§ **Task goal**
Which lines have the string "kiếm"? Copy all of them from the entries below.

● ● ● ●

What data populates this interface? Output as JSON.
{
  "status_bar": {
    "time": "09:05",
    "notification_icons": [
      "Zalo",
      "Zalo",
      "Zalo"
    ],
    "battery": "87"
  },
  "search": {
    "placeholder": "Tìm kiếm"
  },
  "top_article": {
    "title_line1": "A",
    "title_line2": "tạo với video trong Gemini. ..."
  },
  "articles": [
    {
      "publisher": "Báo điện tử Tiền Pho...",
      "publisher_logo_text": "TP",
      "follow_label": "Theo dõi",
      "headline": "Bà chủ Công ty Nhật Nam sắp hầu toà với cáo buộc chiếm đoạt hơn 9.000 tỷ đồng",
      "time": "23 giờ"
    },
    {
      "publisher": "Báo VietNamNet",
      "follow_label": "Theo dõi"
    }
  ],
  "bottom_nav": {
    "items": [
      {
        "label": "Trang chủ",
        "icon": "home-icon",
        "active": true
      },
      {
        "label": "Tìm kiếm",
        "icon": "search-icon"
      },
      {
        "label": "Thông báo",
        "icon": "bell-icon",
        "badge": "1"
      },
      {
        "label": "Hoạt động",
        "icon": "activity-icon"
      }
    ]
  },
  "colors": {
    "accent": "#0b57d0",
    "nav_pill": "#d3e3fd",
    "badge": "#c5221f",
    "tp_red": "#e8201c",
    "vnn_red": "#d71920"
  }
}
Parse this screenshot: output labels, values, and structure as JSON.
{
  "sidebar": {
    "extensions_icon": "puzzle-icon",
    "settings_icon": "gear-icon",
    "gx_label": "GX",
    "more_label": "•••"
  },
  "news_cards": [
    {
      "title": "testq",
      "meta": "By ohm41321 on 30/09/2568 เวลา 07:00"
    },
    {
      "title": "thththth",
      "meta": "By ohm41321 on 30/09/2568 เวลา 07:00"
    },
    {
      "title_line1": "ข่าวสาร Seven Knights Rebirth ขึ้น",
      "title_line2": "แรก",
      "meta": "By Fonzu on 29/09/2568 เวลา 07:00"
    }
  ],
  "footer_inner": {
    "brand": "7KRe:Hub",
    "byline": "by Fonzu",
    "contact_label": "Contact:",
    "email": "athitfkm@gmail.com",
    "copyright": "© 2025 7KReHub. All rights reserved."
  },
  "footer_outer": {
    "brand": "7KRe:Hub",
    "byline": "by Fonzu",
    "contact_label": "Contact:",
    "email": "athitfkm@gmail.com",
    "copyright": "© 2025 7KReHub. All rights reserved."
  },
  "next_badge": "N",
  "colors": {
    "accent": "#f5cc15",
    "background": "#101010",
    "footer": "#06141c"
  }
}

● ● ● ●

§ **Exercise answer**
    "placeholder": "Tìm kiếm"
        "label": "Tìm kiếm",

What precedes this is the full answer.